What is required.
With the pictures removed, write out the data below exactly.

Source material.
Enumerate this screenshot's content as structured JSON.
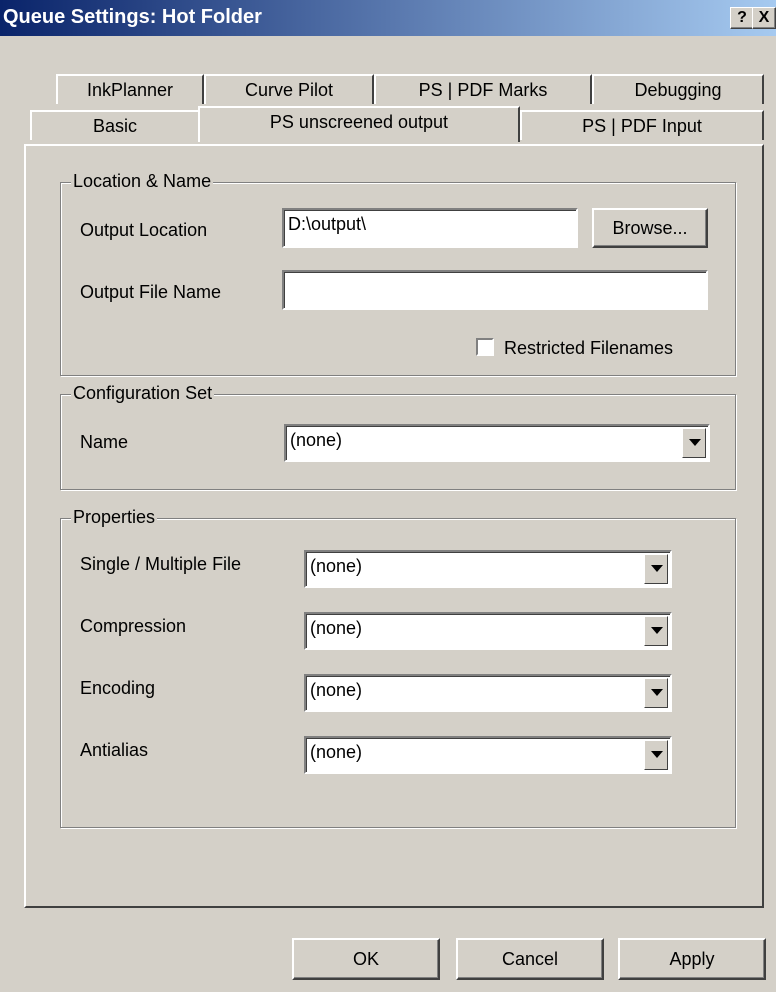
{
  "window": {
    "title": "Queue Settings: Hot Folder",
    "help_glyph": "?",
    "close_glyph": "X"
  },
  "tabs": {
    "row_top": [
      "InkPlanner",
      "Curve Pilot",
      "PS | PDF Marks",
      "Debugging"
    ],
    "row_bottom": [
      "Basic",
      "PS unscreened output",
      "PS | PDF Input"
    ],
    "active": "PS unscreened output"
  },
  "location_name": {
    "legend": "Location & Name",
    "output_location_label": "Output Location",
    "output_location_value": "D:\\output\\",
    "browse_label": "Browse...",
    "output_file_name_label": "Output File Name",
    "output_file_name_value": "",
    "restricted_label": "Restricted Filenames"
  },
  "configuration_set": {
    "legend": "Configuration Set",
    "name_label": "Name",
    "name_value": "(none)"
  },
  "properties": {
    "legend": "Properties",
    "rows": [
      {
        "label": "Single / Multiple  File",
        "value": "(none)"
      },
      {
        "label": "Compression",
        "value": "(none)"
      },
      {
        "label": "Encoding",
        "value": "(none)"
      },
      {
        "label": "Antialias",
        "value": "(none)"
      }
    ]
  },
  "footer": {
    "ok_label": "OK",
    "cancel_label": "Cancel",
    "apply_label": "Apply"
  }
}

Response box.
Enumerate this screenshot's content as structured JSON.
{
  "window": {
    "title": "Queue Settings: Hot Folder",
    "help_glyph": "?",
    "close_glyph": "X"
  },
  "tabs": {
    "row_top": [
      "InkPlanner",
      "Curve Pilot",
      "PS | PDF Marks",
      "Debugging"
    ],
    "row_bottom": [
      "Basic",
      "PS unscreened output",
      "PS | PDF Input"
    ],
    "active": "PS unscreened output"
  },
  "location_name": {
    "legend": "Location & Name",
    "output_location_label": "Output Location",
    "output_location_value": "D:\\output\\",
    "browse_label": "Browse...",
    "output_file_name_label": "Output File Name",
    "output_file_name_value": "",
    "restricted_label": "Restricted Filenames"
  },
  "configuration_set": {
    "legend": "Configuration Set",
    "name_label": "Name",
    "name_value": "(none)"
  },
  "properties": {
    "legend": "Properties",
    "rows": [
      {
        "label": "Single / Multiple  File",
        "value": "(none)"
      },
      {
        "label": "Compression",
        "value": "(none)"
      },
      {
        "label": "Encoding",
        "value": "(none)"
      },
      {
        "label": "Antialias",
        "value": "(none)"
      }
    ]
  },
  "footer": {
    "ok_label": "OK",
    "cancel_label": "Cancel",
    "apply_label": "Apply"
  }
}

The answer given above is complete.